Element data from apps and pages
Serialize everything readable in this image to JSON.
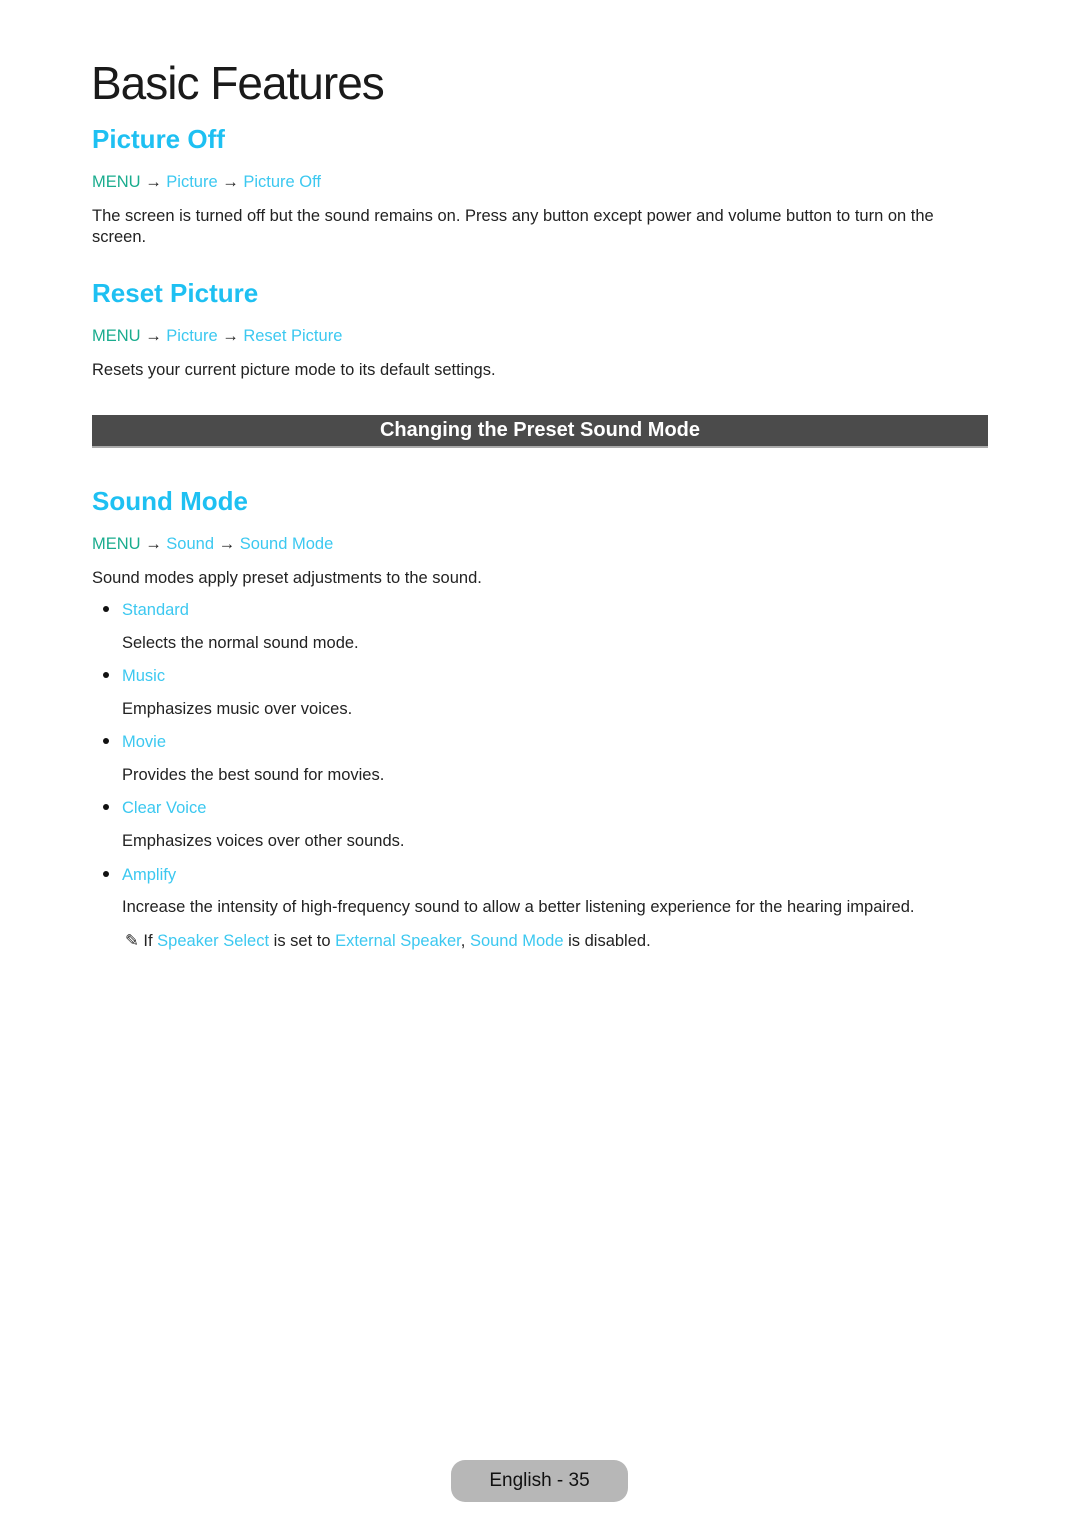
{
  "page_title": "Basic Features",
  "sections": {
    "picture_off": {
      "heading": "Picture Off",
      "crumb": {
        "menu": "MENU",
        "arrow": "→",
        "l1": "Picture",
        "l2": "Picture Off"
      },
      "body": "The screen is turned off but the sound remains on. Press any button except power and volume button to turn on the screen."
    },
    "reset_picture": {
      "heading": "Reset Picture",
      "crumb": {
        "menu": "MENU",
        "arrow": "→",
        "l1": "Picture",
        "l2": "Reset Picture"
      },
      "body": "Resets your current picture mode to its default settings."
    },
    "banner": "Changing the Preset Sound Mode",
    "sound_mode": {
      "heading": "Sound Mode",
      "crumb": {
        "menu": "MENU",
        "arrow": "→",
        "l1": "Sound",
        "l2": "Sound Mode"
      },
      "body": "Sound modes apply preset adjustments to the sound.",
      "items": [
        {
          "label": "Standard",
          "desc": "Selects the normal sound mode."
        },
        {
          "label": "Music",
          "desc": "Emphasizes music over voices."
        },
        {
          "label": "Movie",
          "desc": "Provides the best sound for movies."
        },
        {
          "label": "Clear Voice",
          "desc": "Emphasizes voices over other sounds."
        },
        {
          "label": "Amplify",
          "desc": "Increase the intensity of high-frequency sound to allow a better listening experience for the hearing impaired."
        }
      ],
      "note": {
        "icon": "✎",
        "t1": " If ",
        "l1": "Speaker Select",
        "t2": " is set to ",
        "l2": "External Speaker",
        "t3": ", ",
        "l3": "Sound Mode",
        "t4": " is disabled."
      }
    }
  },
  "footer": "English - 35",
  "colors": {
    "heading": "#1ec0f2",
    "link": "#3cc8f0",
    "menu": "#1aac8e",
    "banner": "#4b4b4b"
  }
}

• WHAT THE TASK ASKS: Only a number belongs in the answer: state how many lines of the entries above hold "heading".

• RESULT OF THE EXERCISE: 4